*Excerpts from an interface dataset:*
-------------------------

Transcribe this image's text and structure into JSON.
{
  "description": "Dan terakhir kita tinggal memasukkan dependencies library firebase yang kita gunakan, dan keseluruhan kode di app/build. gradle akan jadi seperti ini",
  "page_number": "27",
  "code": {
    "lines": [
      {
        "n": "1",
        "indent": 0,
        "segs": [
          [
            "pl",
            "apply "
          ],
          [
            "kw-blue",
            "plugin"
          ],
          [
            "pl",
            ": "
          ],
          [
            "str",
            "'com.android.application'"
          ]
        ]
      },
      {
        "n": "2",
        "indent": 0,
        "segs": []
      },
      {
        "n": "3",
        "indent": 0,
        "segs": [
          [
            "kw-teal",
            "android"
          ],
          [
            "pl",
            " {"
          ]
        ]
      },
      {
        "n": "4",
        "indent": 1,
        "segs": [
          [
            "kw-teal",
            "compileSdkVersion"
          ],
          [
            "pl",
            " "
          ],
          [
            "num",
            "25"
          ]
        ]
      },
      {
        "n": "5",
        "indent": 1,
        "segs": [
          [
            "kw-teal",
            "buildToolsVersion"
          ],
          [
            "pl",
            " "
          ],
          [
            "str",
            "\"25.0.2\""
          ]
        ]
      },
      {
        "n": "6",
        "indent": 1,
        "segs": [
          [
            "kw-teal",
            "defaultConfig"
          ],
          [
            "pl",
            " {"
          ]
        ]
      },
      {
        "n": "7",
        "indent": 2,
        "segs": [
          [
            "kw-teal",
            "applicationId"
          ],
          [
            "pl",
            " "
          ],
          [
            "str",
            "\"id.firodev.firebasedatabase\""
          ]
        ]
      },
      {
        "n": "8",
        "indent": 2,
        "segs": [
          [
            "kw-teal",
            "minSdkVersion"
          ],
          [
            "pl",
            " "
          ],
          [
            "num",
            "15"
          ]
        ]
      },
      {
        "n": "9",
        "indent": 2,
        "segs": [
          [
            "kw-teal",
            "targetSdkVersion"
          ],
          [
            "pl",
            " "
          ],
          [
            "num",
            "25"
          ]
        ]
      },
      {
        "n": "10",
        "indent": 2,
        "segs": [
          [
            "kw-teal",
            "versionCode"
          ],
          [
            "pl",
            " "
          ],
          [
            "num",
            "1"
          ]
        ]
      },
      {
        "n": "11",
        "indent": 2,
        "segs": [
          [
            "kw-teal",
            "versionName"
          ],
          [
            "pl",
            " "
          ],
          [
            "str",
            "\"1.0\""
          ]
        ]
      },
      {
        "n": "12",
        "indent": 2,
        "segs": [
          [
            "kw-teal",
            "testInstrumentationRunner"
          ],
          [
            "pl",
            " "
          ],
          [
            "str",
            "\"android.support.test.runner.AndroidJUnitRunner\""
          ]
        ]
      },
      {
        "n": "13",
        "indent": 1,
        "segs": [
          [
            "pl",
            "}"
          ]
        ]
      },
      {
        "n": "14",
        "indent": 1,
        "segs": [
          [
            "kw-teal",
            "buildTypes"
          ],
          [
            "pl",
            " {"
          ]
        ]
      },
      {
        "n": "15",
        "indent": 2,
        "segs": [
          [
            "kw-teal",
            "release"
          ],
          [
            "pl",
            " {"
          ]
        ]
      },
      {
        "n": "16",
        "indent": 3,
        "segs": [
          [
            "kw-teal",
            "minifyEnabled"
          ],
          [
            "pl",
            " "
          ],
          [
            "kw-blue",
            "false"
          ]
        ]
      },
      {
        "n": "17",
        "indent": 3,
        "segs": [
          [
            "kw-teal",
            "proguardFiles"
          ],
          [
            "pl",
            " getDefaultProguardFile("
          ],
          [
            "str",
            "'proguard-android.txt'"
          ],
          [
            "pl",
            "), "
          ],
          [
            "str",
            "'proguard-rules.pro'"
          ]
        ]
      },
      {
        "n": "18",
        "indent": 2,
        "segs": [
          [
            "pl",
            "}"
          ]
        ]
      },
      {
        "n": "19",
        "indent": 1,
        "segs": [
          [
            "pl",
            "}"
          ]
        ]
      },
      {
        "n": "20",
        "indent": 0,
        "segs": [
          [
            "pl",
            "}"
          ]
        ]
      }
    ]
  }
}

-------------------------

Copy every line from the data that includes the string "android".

            "'com.android.application'"
            "android"
            "\"android.support.test.runner.AndroidJUnitRunner\""
            "'proguard-android.txt'"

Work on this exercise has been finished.